To combat the oncoming recession, in the mid 2000’s, longer amortizations were introduced by Canada’s governing agencies. These longer amortizations are helping boost mortgage activity in Canada and helping increase the number of new and pre-owned home sales across the country. People that were otherwise unable to enter the homeowner market in times past are now able to afford the payments for a house through longer amortization periods.
Longer amortizations (25+ years) are readily available and are used to make the blended payments of principal and interest much more affordable. Shorter amortizations result in the loan being paid off quicker, but at the cost of higher payments; longer amortizations result in smaller payments, but the loan is being paid off over a larger period of time. If you can handle a higher payment, you can choose to have a lower amortization (5, 10, 15 years) and will pay less interest over the life of your mortgage.
Extended amortization periods are becoming more common in Canada. With the price of housing climbing every year, it is increasingly difficult for many Canadians to qualify for and afford the payments on a mortgage. Extended 30 year amortizations are requested by Canadians on a daily basis now.

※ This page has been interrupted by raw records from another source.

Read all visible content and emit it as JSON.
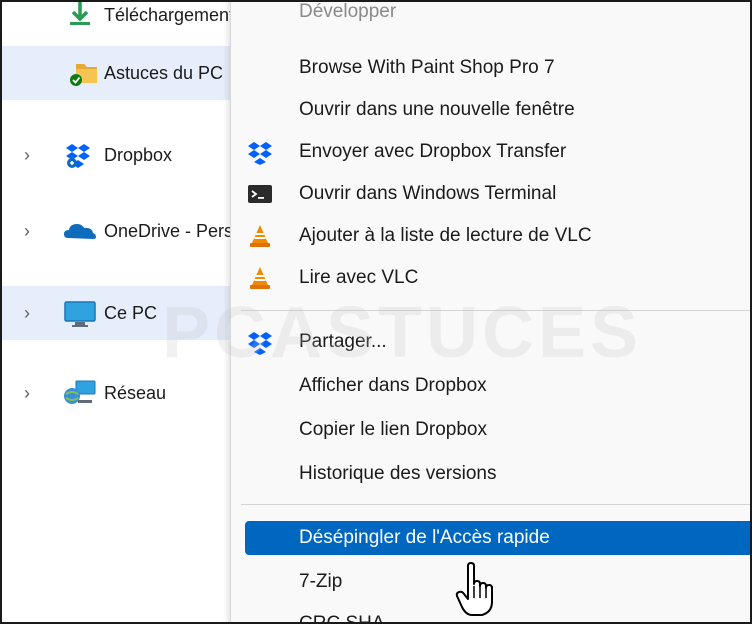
{
  "sidebar": {
    "items": [
      {
        "label": "Téléchargements",
        "icon": "download-icon"
      },
      {
        "label": "Astuces du PC",
        "icon": "pinned-folder-icon",
        "selected": true
      },
      {
        "label": "Dropbox",
        "icon": "dropbox-icon"
      },
      {
        "label": "OneDrive - Personnel",
        "icon": "onedrive-cloud-icon"
      },
      {
        "label": "Ce PC",
        "icon": "computer-icon"
      },
      {
        "label": "Réseau",
        "icon": "network-icon"
      }
    ]
  },
  "menu": {
    "top_partial": "Développer",
    "items": [
      {
        "label": "Browse With Paint Shop Pro 7",
        "icon": ""
      },
      {
        "label": "Ouvrir dans une nouvelle fenêtre",
        "icon": ""
      },
      {
        "label": "Envoyer avec Dropbox Transfer",
        "icon": "dropbox-icon"
      },
      {
        "label": "Ouvrir dans Windows Terminal",
        "icon": "terminal-icon"
      },
      {
        "label": "Ajouter à la liste de lecture de VLC",
        "icon": "vlc-icon"
      },
      {
        "label": "Lire avec VLC",
        "icon": "vlc-icon"
      },
      {
        "label": "Partager...",
        "icon": "dropbox-icon"
      },
      {
        "label": "Afficher dans Dropbox",
        "icon": ""
      },
      {
        "label": "Copier le lien Dropbox",
        "icon": ""
      },
      {
        "label": "Historique des versions",
        "icon": ""
      },
      {
        "label": "Désépingler de l'Accès rapide",
        "icon": "",
        "highlighted": true
      },
      {
        "label": "7-Zip",
        "icon": ""
      },
      {
        "label": "CRC SHA",
        "icon": ""
      }
    ]
  },
  "watermark": "PCASTUCES",
  "colors": {
    "accent": "#0067c0",
    "selected_bg": "#e5eefa",
    "menu_bg": "#f9f9f9"
  }
}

The average Canadian household earns around 100,000 dollars per year. At today’s best rates, this means they can typically afford to make payments on a 25 year mortgage of, approximately, 500,000 dollars maximum. If they live in a rural area, it’s fairly easy to find suitable properties in this price range. If they live in the city though, 500,000 dollars may not be enough to find a home that suits their needs. The option of increasing their mortgage to a 30 year amortization increases the maximum amount they can afford to about 600,000 dollars, which can make all the difference when hunting for a home.
Regardless of whether you choose an extended amortization or not, most would agree that there is a place for it in the market. Extended amortizations will be a part of our economic landscape for many years to come. Alberta Equity mortgage brokers can assist you by giving you advice and offering you options when it comes to extended amortizations.
Alberta Equity has helped over 50,000 people find and qualify for the best mortgages in Canada for over ten years. We do all of the heavy lifting and ensure that you get the best mortgage rates and product features available. Apply online for a free, no obligation consultation or alternatively, view our products and services.